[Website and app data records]
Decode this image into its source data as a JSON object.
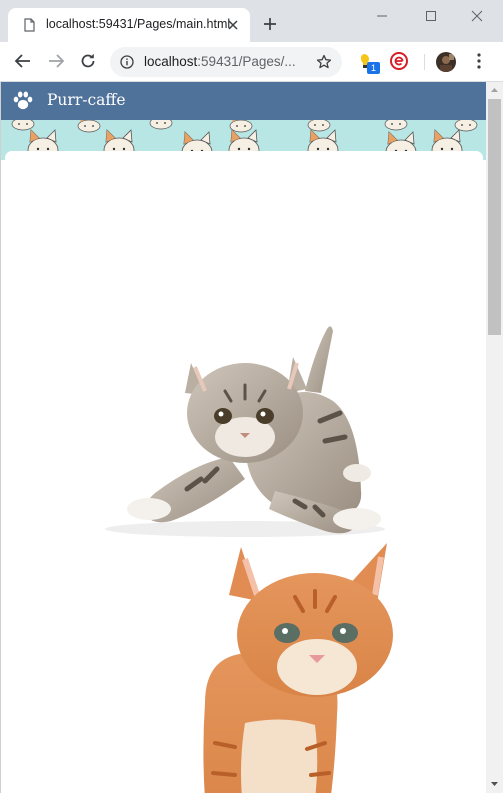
{
  "browser": {
    "tab_title": "localhost:59431/Pages/main.html",
    "url_host": "localhost",
    "url_rest": ":59431/Pages/...",
    "extension_badge": "1"
  },
  "page": {
    "brand": "Purr-caffe"
  },
  "colors": {
    "navbar": "#4f729a",
    "pattern": "#b8e6e4"
  }
}
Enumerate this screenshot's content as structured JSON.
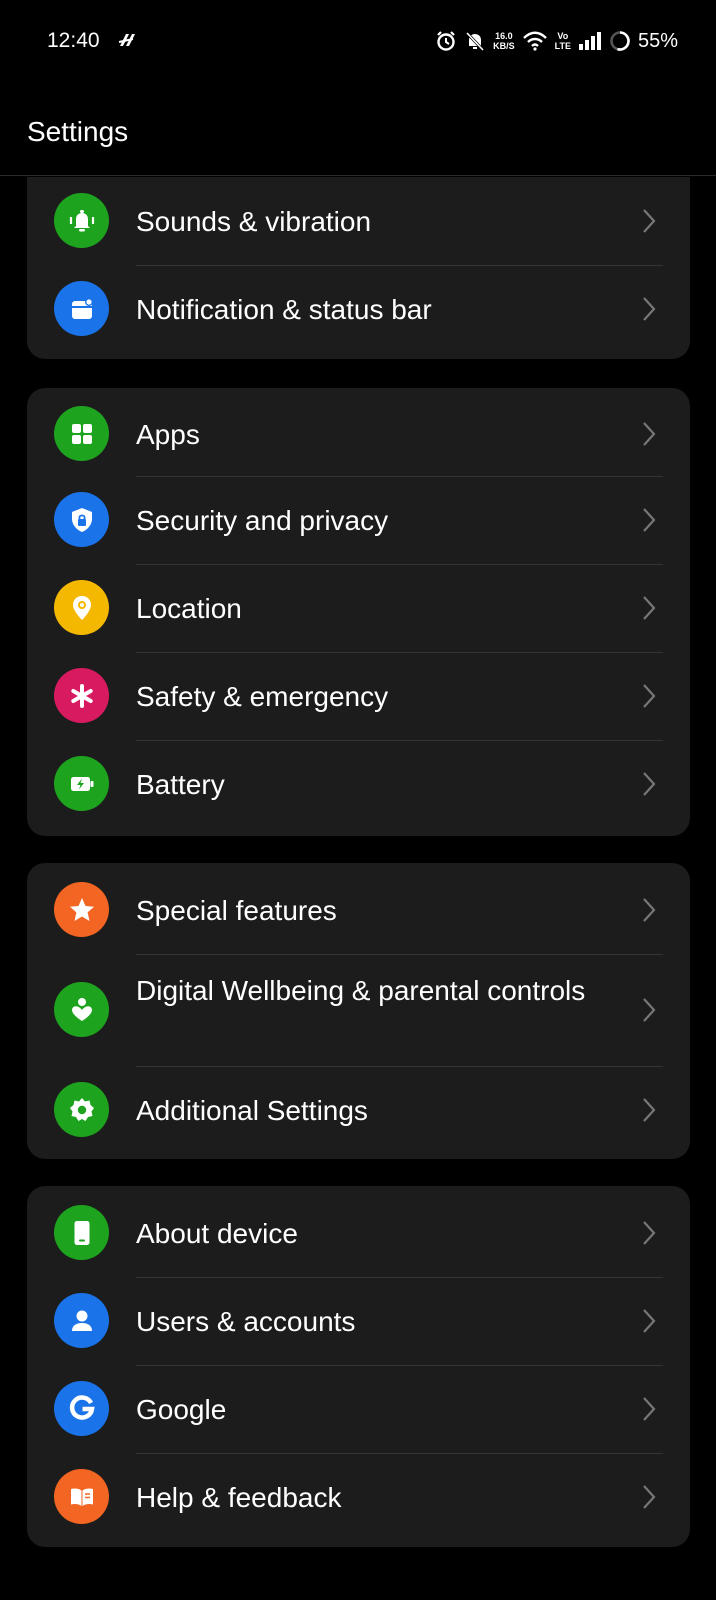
{
  "status_bar": {
    "time": "12:40",
    "net_speed_value": "16.0",
    "net_speed_unit": "KB/S",
    "volte_top": "Vo",
    "volte_bottom": "LTE",
    "battery_percent": "55%"
  },
  "header": {
    "title": "Settings"
  },
  "groups": [
    {
      "items": [
        {
          "label": "Sounds & vibration",
          "icon": "bell-icon",
          "color": "#1ea31e"
        },
        {
          "label": "Notification & status bar",
          "icon": "notification-icon",
          "color": "#1a73e8"
        }
      ]
    },
    {
      "items": [
        {
          "label": "Apps",
          "icon": "apps-grid-icon",
          "color": "#1ea31e"
        },
        {
          "label": "Security and privacy",
          "icon": "shield-lock-icon",
          "color": "#1a73e8"
        },
        {
          "label": "Location",
          "icon": "location-pin-icon",
          "color": "#f5b800"
        },
        {
          "label": "Safety & emergency",
          "icon": "asterisk-icon",
          "color": "#d81b60"
        },
        {
          "label": "Battery",
          "icon": "battery-charging-icon",
          "color": "#1ea31e"
        }
      ]
    },
    {
      "items": [
        {
          "label": "Special features",
          "icon": "star-icon",
          "color": "#f26522"
        },
        {
          "label": "Digital Wellbeing & parental controls",
          "icon": "wellbeing-heart-icon",
          "color": "#1ea31e"
        },
        {
          "label": "Additional Settings",
          "icon": "gear-icon",
          "color": "#1ea31e"
        }
      ]
    },
    {
      "items": [
        {
          "label": "About device",
          "icon": "phone-device-icon",
          "color": "#1ea31e"
        },
        {
          "label": "Users & accounts",
          "icon": "user-icon",
          "color": "#1a73e8"
        },
        {
          "label": "Google",
          "icon": "google-g-icon",
          "color": "#1a73e8"
        },
        {
          "label": "Help & feedback",
          "icon": "help-book-icon",
          "color": "#f26522"
        }
      ]
    }
  ]
}
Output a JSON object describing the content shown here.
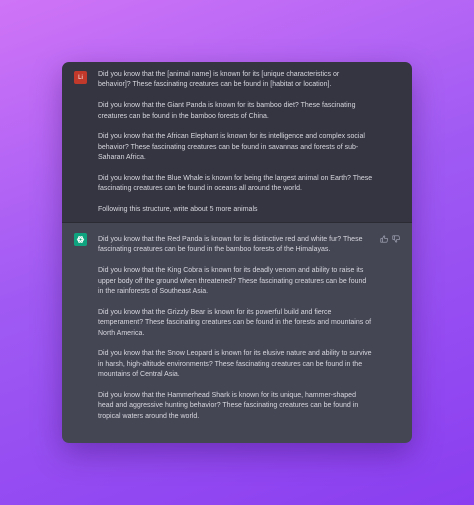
{
  "user_message": {
    "avatar_label": "Li",
    "paragraphs": [
      "Did you know that the [animal name] is known for its [unique characteristics or behavior]? These fascinating creatures can be found in [habitat or location].",
      "Did you know that the Giant Panda is known for its bamboo diet? These fascinating creatures can be found in the bamboo forests of China.",
      "Did you know that the African Elephant is known for its intelligence and complex social behavior? These fascinating creatures can be found in savannas and forests of sub-Saharan Africa.",
      "Did you know that the Blue Whale is known for being the largest animal on Earth? These fascinating creatures can be found in oceans all around the world.",
      "Following this structure, write about 5 more animals"
    ]
  },
  "assistant_message": {
    "avatar_icon": "openai-logo-icon",
    "paragraphs": [
      "Did you know that the Red Panda is known for its distinctive red and white fur? These fascinating creatures can be found in the bamboo forests of the Himalayas.",
      "Did you know that the King Cobra is known for its deadly venom and ability to raise its upper body off the ground when threatened? These fascinating creatures can be found in the rainforests of Southeast Asia.",
      "Did you know that the Grizzly Bear is known for its powerful build and fierce temperament? These fascinating creatures can be found in the forests and mountains of North America.",
      "Did you know that the Snow Leopard is known for its elusive nature and ability to survive in harsh, high-altitude environments? These fascinating creatures can be found in the mountains of Central Asia.",
      "Did you know that the Hammerhead Shark is known for its unique, hammer-shaped head and aggressive hunting behavior? These fascinating creatures can be found in tropical waters around the world."
    ]
  },
  "colors": {
    "user_bg": "#343541",
    "assistant_bg": "#444654",
    "text": "#d7d7de",
    "user_avatar": "#c0392b",
    "assistant_avatar": "#10a37f"
  }
}
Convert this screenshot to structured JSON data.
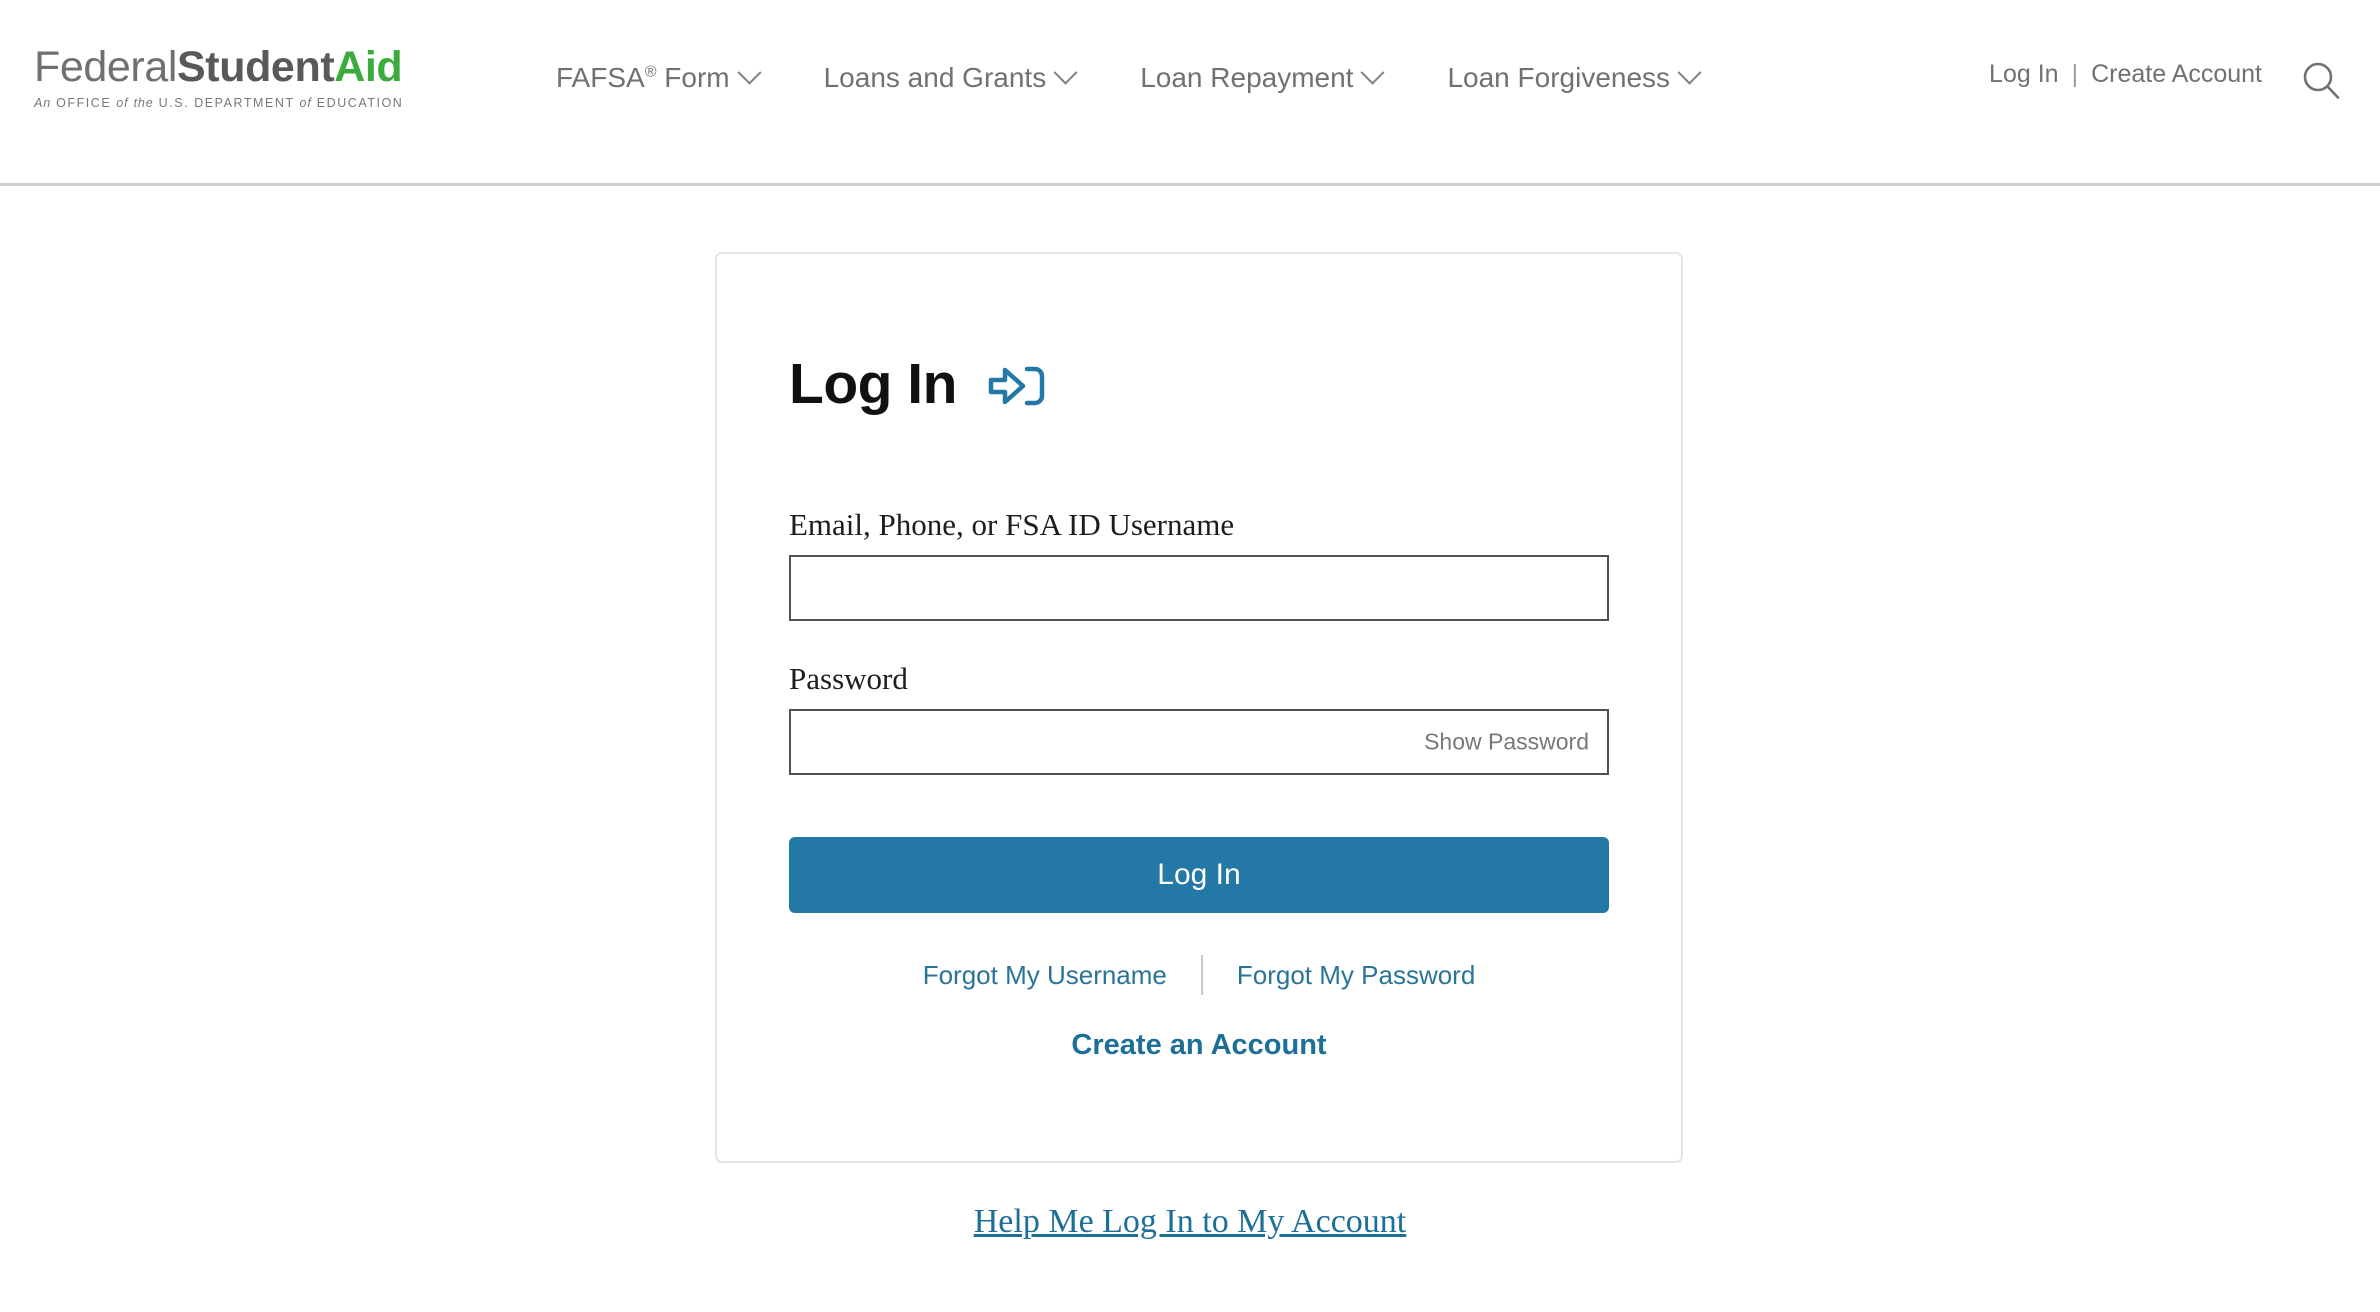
{
  "header": {
    "logo": {
      "word_federal": "Federal",
      "word_student": "Student",
      "word_aid": "Aid",
      "tagline_an": "An",
      "tagline_office": "OFFICE",
      "tagline_of1": "of",
      "tagline_the": "the",
      "tagline_dept": "U.S. DEPARTMENT",
      "tagline_of2": "of",
      "tagline_education": "EDUCATION",
      "color_federal": "#6e7072",
      "color_student": "#58595b",
      "color_aid": "#3aab3c"
    },
    "nav": [
      {
        "label": "FAFSA",
        "sup": "®",
        "suffix": " Form",
        "icon": "chevron-down-icon"
      },
      {
        "label": "Loans and Grants",
        "sup": "",
        "suffix": "",
        "icon": "chevron-down-icon"
      },
      {
        "label": "Loan Repayment",
        "sup": "",
        "suffix": "",
        "icon": "chevron-down-icon"
      },
      {
        "label": "Loan Forgiveness",
        "sup": "",
        "suffix": "",
        "icon": "chevron-down-icon"
      }
    ],
    "utility": {
      "log_in": "Log In",
      "separator": "|",
      "create_account": "Create Account",
      "search_icon": "search-icon"
    }
  },
  "login_card": {
    "title": "Log In",
    "title_icon": "sign-in-arrow-icon",
    "title_icon_color": "#2378a5",
    "username": {
      "label": "Email, Phone, or FSA ID Username",
      "value": "",
      "placeholder": ""
    },
    "password": {
      "label": "Password",
      "value": "",
      "placeholder": "",
      "show_password_label": "Show Password"
    },
    "submit_label": "Log In",
    "submit_color": "#2378a5",
    "forgot_username": "Forgot My Username",
    "forgot_password": "Forgot My Password",
    "create_account": "Create an Account",
    "link_color": "#2a7498"
  },
  "footer": {
    "help_link": "Help Me Log In to My Account"
  }
}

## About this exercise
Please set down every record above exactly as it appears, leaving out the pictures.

## Finished task
Decode this image into its source data as a JSON object.
{
  "browser": {
    "tab_title": "localhost:59431/Pages/main.html",
    "url_host": "localhost",
    "url_rest": ":59431/Pages/...",
    "extension_badge": "1"
  },
  "page": {
    "brand": "Purr-caffe"
  },
  "colors": {
    "navbar": "#4f729a",
    "pattern": "#b8e6e4"
  }
}
Enumerate this screenshot's content as structured JSON.
{
  "status_bar": {
    "time": "12:40",
    "net_speed_value": "16.0",
    "net_speed_unit": "KB/S",
    "volte_top": "Vo",
    "volte_bottom": "LTE",
    "battery_percent": "55%"
  },
  "header": {
    "title": "Settings"
  },
  "groups": [
    {
      "items": [
        {
          "label": "Sounds & vibration",
          "icon": "bell-icon",
          "color": "#1ea31e"
        },
        {
          "label": "Notification & status bar",
          "icon": "notification-icon",
          "color": "#1a73e8"
        }
      ]
    },
    {
      "items": [
        {
          "label": "Apps",
          "icon": "apps-grid-icon",
          "color": "#1ea31e"
        },
        {
          "label": "Security and privacy",
          "icon": "shield-lock-icon",
          "color": "#1a73e8"
        },
        {
          "label": "Location",
          "icon": "location-pin-icon",
          "color": "#f5b800"
        },
        {
          "label": "Safety & emergency",
          "icon": "asterisk-icon",
          "color": "#d81b60"
        },
        {
          "label": "Battery",
          "icon": "battery-charging-icon",
          "color": "#1ea31e"
        }
      ]
    },
    {
      "items": [
        {
          "label": "Special features",
          "icon": "star-icon",
          "color": "#f26522"
        },
        {
          "label": "Digital Wellbeing & parental controls",
          "icon": "wellbeing-heart-icon",
          "color": "#1ea31e"
        },
        {
          "label": "Additional Settings",
          "icon": "gear-icon",
          "color": "#1ea31e"
        }
      ]
    },
    {
      "items": [
        {
          "label": "About device",
          "icon": "phone-device-icon",
          "color": "#1ea31e"
        },
        {
          "label": "Users & accounts",
          "icon": "user-icon",
          "color": "#1a73e8"
        },
        {
          "label": "Google",
          "icon": "google-g-icon",
          "color": "#1a73e8"
        },
        {
          "label": "Help & feedback",
          "icon": "help-book-icon",
          "color": "#f26522"
        }
      ]
    }
  ]
}
Output a JSON object describing the content shown here.
{
  "user_message": {
    "avatar_label": "Li",
    "paragraphs": [
      "Did you know that the [animal name] is known for its [unique characteristics or behavior]? These fascinating creatures can be found in [habitat or location].",
      "Did you know that the Giant Panda is known for its bamboo diet? These fascinating creatures can be found in the bamboo forests of China.",
      "Did you know that the African Elephant is known for its intelligence and complex social behavior? These fascinating creatures can be found in savannas and forests of sub-Saharan Africa.",
      "Did you know that the Blue Whale is known for being the largest animal on Earth? These fascinating creatures can be found in oceans all around the world.",
      "Following this structure, write about 5 more animals"
    ]
  },
  "assistant_message": {
    "avatar_icon": "openai-logo-icon",
    "paragraphs": [
      "Did you know that the Red Panda is known for its distinctive red and white fur? These fascinating creatures can be found in the bamboo forests of the Himalayas.",
      "Did you know that the King Cobra is known for its deadly venom and ability to raise its upper body off the ground when threatened? These fascinating creatures can be found in the rainforests of Southeast Asia.",
      "Did you know that the Grizzly Bear is known for its powerful build and fierce temperament? These fascinating creatures can be found in the forests and mountains of North America.",
      "Did you know that the Snow Leopard is known for its elusive nature and ability to survive in harsh, high-altitude environments? These fascinating creatures can be found in the mountains of Central Asia.",
      "Did you know that the Hammerhead Shark is known for its unique, hammer-shaped head and aggressive hunting behavior? These fascinating creatures can be found in tropical waters around the world."
    ]
  },
  "colors": {
    "user_bg": "#343541",
    "assistant_bg": "#444654",
    "text": "#d7d7de",
    "user_avatar": "#c0392b",
    "assistant_avatar": "#10a37f"
  }
}
Convert this screenshot to structured JSON data.
{
  "header": {
    "logo": {
      "word_federal": "Federal",
      "word_student": "Student",
      "word_aid": "Aid",
      "tagline_an": "An",
      "tagline_office": "OFFICE",
      "tagline_of1": "of",
      "tagline_the": "the",
      "tagline_dept": "U.S. DEPARTMENT",
      "tagline_of2": "of",
      "tagline_education": "EDUCATION",
      "color_federal": "#6e7072",
      "color_student": "#58595b",
      "color_aid": "#3aab3c"
    },
    "nav": [
      {
        "label": "FAFSA",
        "sup": "®",
        "suffix": " Form",
        "icon": "chevron-down-icon"
      },
      {
        "label": "Loans and Grants",
        "sup": "",
        "suffix": "",
        "icon": "chevron-down-icon"
      },
      {
        "label": "Loan Repayment",
        "sup": "",
        "suffix": "",
        "icon": "chevron-down-icon"
      },
      {
        "label": "Loan Forgiveness",
        "sup": "",
        "suffix": "",
        "icon": "chevron-down-icon"
      }
    ],
    "utility": {
      "log_in": "Log In",
      "separator": "|",
      "create_account": "Create Account",
      "search_icon": "search-icon"
    }
  },
  "login_card": {
    "title": "Log In",
    "title_icon": "sign-in-arrow-icon",
    "title_icon_color": "#2378a5",
    "username": {
      "label": "Email, Phone, or FSA ID Username",
      "value": "",
      "placeholder": ""
    },
    "password": {
      "label": "Password",
      "value": "",
      "placeholder": "",
      "show_password_label": "Show Password"
    },
    "submit_label": "Log In",
    "submit_color": "#2378a5",
    "forgot_username": "Forgot My Username",
    "forgot_password": "Forgot My Password",
    "create_account": "Create an Account",
    "link_color": "#2a7498"
  },
  "footer": {
    "help_link": "Help Me Log In to My Account"
  }
}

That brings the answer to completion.